Photo taken in:KievYear when photo was taken:1941Country name at time of photo:USSRCountry name today:Ukraine
My family. From left to right, upper row: my wife's brother Grigory Bronevoy and my wife Seva Bronevaya; lower row: my sister Rachel holding her son, my father Yudko Shmushkevich and my mother Freida Shmushkevich photographed in my two-room apartment in Yamskaya Street in Kiev in March 1941 on the occasion of the visit of my wife's brother. We are meet to communicate and eat in household circle in my.
My father and mother had 7 children. I am the oldest of my brothers and sisters Four of them died in babyhood or childhood.
I and my family were living in a shabby hut with thatched roof. In this same hut my father made sweets and my mother helped him. Making sweets was a very complicated process, especially of caramel candy. My father made stuffing in a big bowl, then boiled candy from sugar and had the candy wrapped in paper supplied from Kiev. Rzhyschev was a very poor town and my father didn't do very well, but people were still buying some sweets. Tinsmiths used to make pans for marmalade and chocolate bars that my father made. There was always a sweet smell in our house and we didn't eat candy. My parents worked from morning till night. Women came to my father to take candy for sale at the market.
In 1931 I was appointed director of this children's home. Some of my pupils were of the same age with me. At that time the home was no more Jewish, we had many children of other nationalities.
There was no anti-Semitism at that time. Anti-Semitism was considered a crime against the state and was suppressed, if necessary. To be director of the children's home was a risky job.
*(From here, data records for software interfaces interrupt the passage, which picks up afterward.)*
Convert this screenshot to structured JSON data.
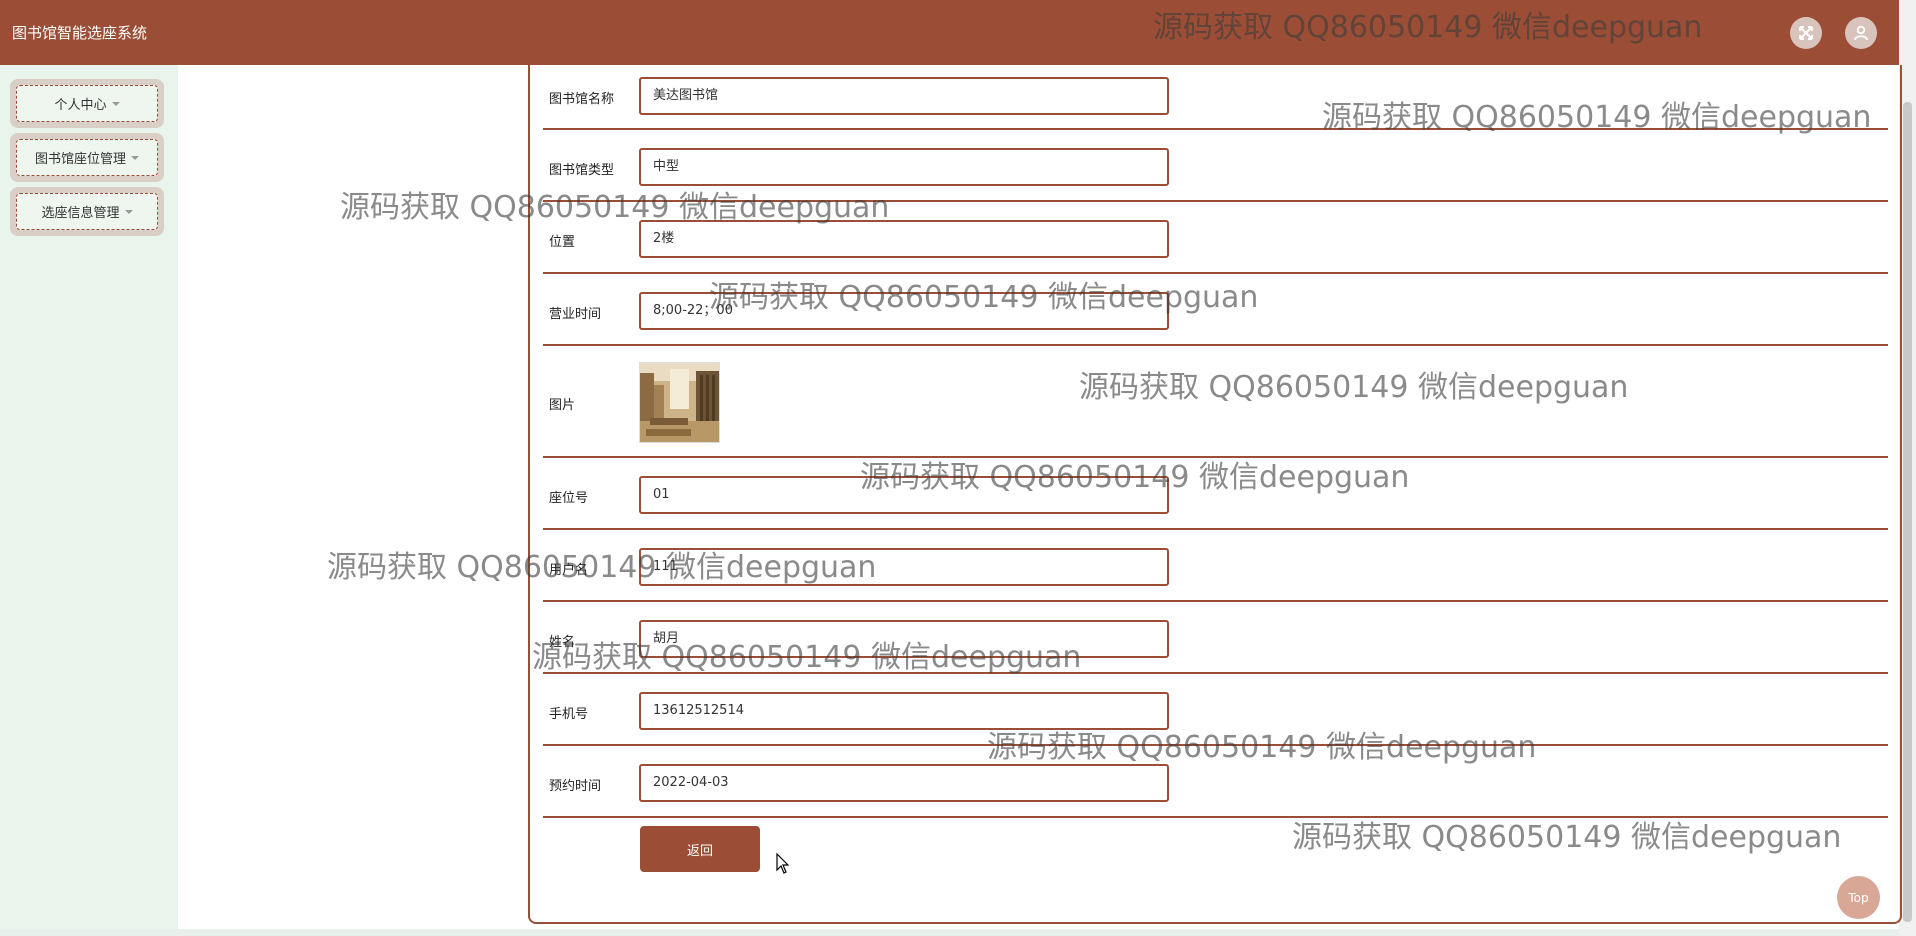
{
  "app": {
    "title": "图书馆智能选座系统"
  },
  "header": {
    "fullscreen_icon": "fullscreen-icon",
    "avatar_icon": "user-icon"
  },
  "sidebar": {
    "items": [
      {
        "label": "个人中心"
      },
      {
        "label": "图书馆座位管理"
      },
      {
        "label": "选座信息管理"
      }
    ]
  },
  "form": {
    "fields": [
      {
        "label": "图书馆名称",
        "value": "美达图书馆"
      },
      {
        "label": "图书馆类型",
        "value": "中型"
      },
      {
        "label": "位置",
        "value": "2楼"
      },
      {
        "label": "营业时间",
        "value": "8;00-22；00"
      },
      {
        "label": "图片"
      },
      {
        "label": "座位号",
        "value": "01"
      },
      {
        "label": "用户名",
        "value": "111"
      },
      {
        "label": "姓名",
        "value": "胡月"
      },
      {
        "label": "手机号",
        "value": "13612512514"
      },
      {
        "label": "预约时间",
        "value": "2022-04-03"
      }
    ],
    "back_label": "返回"
  },
  "top_button": {
    "label": "Top"
  },
  "watermark": {
    "text": "源码获取 QQ86050149 微信deepguan"
  },
  "colors": {
    "primary": "#9b4e35",
    "sidebar_bg": "#e8f4ec",
    "sidebar_btn_bg": "#d9cfc7",
    "top_button": "#d8a796"
  }
}
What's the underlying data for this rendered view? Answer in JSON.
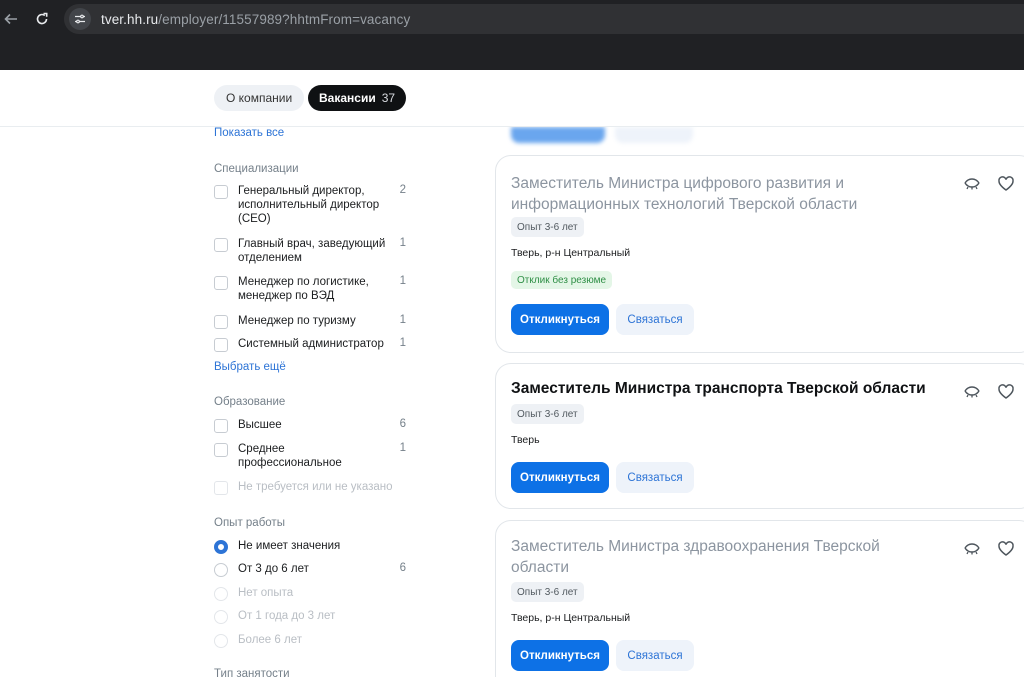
{
  "browser": {
    "url_host": "tver.hh.ru",
    "url_path": "/employer/11557989?hhtmFrom=vacancy"
  },
  "tabs": {
    "about": "О компании",
    "vacancies": "Вакансии",
    "vacancies_count": "37"
  },
  "sidebar": {
    "show_all": "Показать все",
    "specializations": {
      "title": "Специализации",
      "items": [
        {
          "label": "Генеральный директор, исполнительный директор (CEO)",
          "count": "2"
        },
        {
          "label": "Главный врач, заведующий отделением",
          "count": "1"
        },
        {
          "label": "Менеджер по логистике, менеджер по ВЭД",
          "count": "1"
        },
        {
          "label": "Менеджер по туризму",
          "count": "1"
        },
        {
          "label": "Системный администратор",
          "count": "1"
        }
      ],
      "more": "Выбрать ещё"
    },
    "education": {
      "title": "Образование",
      "items": [
        {
          "label": "Высшее",
          "count": "6"
        },
        {
          "label": "Среднее профессиональное",
          "count": "1"
        },
        {
          "label": "Не требуется или не указано",
          "count": ""
        }
      ]
    },
    "experience": {
      "title": "Опыт работы",
      "items": [
        {
          "label": "Не имеет значения",
          "count": "",
          "selected": true
        },
        {
          "label": "От 3 до 6 лет",
          "count": "6"
        },
        {
          "label": "Нет опыта",
          "count": ""
        },
        {
          "label": "От 1 года до 3 лет",
          "count": ""
        },
        {
          "label": "Более 6 лет",
          "count": ""
        }
      ]
    },
    "employment_title": "Тип занятости"
  },
  "vacancies": [
    {
      "title": "Заместитель Министра цифрового развития и информационных технологий Тверской области",
      "experience": "Опыт 3-6 лет",
      "location": "Тверь, р-н Центральный",
      "badge": "Отклик без резюме",
      "respond": "Откликнуться",
      "contact": "Связаться"
    },
    {
      "title": "Заместитель Министра транспорта Тверской области",
      "experience": "Опыт 3-6 лет",
      "location": "Тверь",
      "respond": "Откликнуться",
      "contact": "Связаться"
    },
    {
      "title": "Заместитель Министра здравоохранения Тверской области",
      "experience": "Опыт 3-6 лет",
      "location": "Тверь, р-н Центральный",
      "respond": "Откликнуться",
      "contact": "Связаться"
    }
  ],
  "colors": {
    "accent": "#0d71e6",
    "link": "#2d74d6",
    "badge_green": "#2f8f46"
  }
}
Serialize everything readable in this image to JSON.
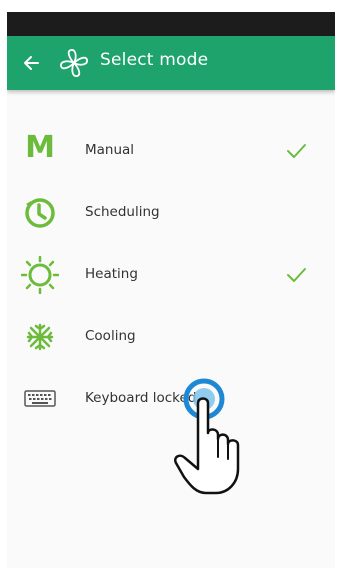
{
  "appbar": {
    "title": "Select mode",
    "back_icon": "arrow-left-icon",
    "app_icon": "fan-icon",
    "color": "#1ea36d"
  },
  "modes": [
    {
      "label": "Manual",
      "icon": "manual-m-icon",
      "checked": true
    },
    {
      "label": "Scheduling",
      "icon": "clock-icon",
      "checked": false
    },
    {
      "label": "Heating",
      "icon": "sun-icon",
      "checked": true
    },
    {
      "label": "Cooling",
      "icon": "snowflake-icon",
      "checked": false
    },
    {
      "label": "Keyboard locked",
      "icon": "keyboard-icon",
      "checked": false
    }
  ],
  "colors": {
    "accent": "#6dbb3c",
    "statusbar": "#1c1c1c",
    "tap_indicator": "#1e88d4"
  },
  "overlay": {
    "icon": "tap-hand-icon"
  }
}
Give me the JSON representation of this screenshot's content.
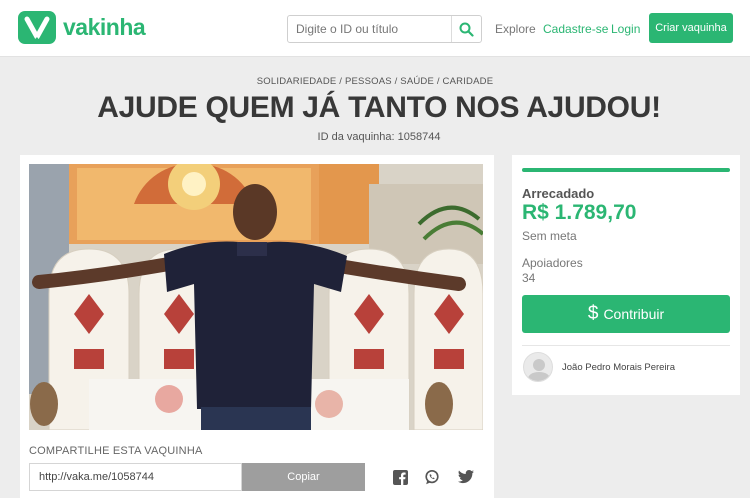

I worked a lot during the day and studied by correspondence at the Philology Faculty of Kiev University. Our family were sleeping in our single room and I studied in our small kitchen at night. I wanted our newspaper "Yuny Leninets" to be very popular among young people, I was its editor. I tried to publish interviews with the prominent people of our time. I met writers, actors, producers, pilots and state officials and wrote about them in the newspaper. In 1930s it became risky to meet with such people. You interviewed a commandant like Fakir Iona (a Jew) one day and on the following day he was declared an enemy of the people and one could pay with one's freedom or even life for knowing him. But God was merciful. I was a member of Kiev Town Komsomol Committee, but I didn't become a Party member until 1940.
Many Komsomol officials spent their vacations in Crimean recreation centers. I went into a recreation center of the Central Committee in 1934 and met a nurse - Seva Bronevaya. She was 19 years old. We liked each other. Seva was born in Yalta in 1915. Her father was a sailor and then was appointed as director of Yalta film studio and her mother was a nurse. We met in autumn 1934 and in March 1935 she joined me in Kiev and we have marry. We corresponded all this time. By the time she arrived my parents and I had a two-room apartment in Yamskaya Street. My parents liked Seva, but my aunt and my mother's sister didn't like her. My aunt Fira called her "goika" (meaning " non Jewih girl"). But Seva was very nice and kind and my aunt came to liking her. Seva was a nurse and studied at the. In 1939 our son was born. We named him Valery after a Soviet pilot Valery Chkalov . We were still living in our apartment. My mother was a housewife and looked after our son and Seva and I could work and study.
On 22 June 1941 I was in Moscow. I took a 3 months training course for Party officials at the Lenin Academy. I stayed with my friend, a very popular Soviet poet Evgeniy Dolmatovskiy . He worked at the "Komsomolskaya Pravda" newspaper. He received a phone call early in the morning about the beginning of the war. I ran to the Academy and all who came there flew to the Kiev Military division. I was on the front on the 2nd day of the war. My wife and son were visiting Seva's parents in Yalta at that time. Seva and Valery were killed by the Germans in 1942.
My sister Rachel and our mother lived together in Kiev. Rachel finished an accounting course and worked as an accountant at the confectioner before the war. She married David Dubinsky, a worker and a Jews. He was on the front during the war, was wounded and returned home almost blind. Rachel was in evacuation in Sverdlovsk region in the Ural. She worked at the military plant. She gave birth to a boy - Alik - in 1942. After the war she continued working as an accountant. Now my sister and her son live in Israel. Her husband David Dubinskiy died in 1965. They were a traditional Jewish family. They spoke Yiddish in the family and observed Jewish traditions even after the war.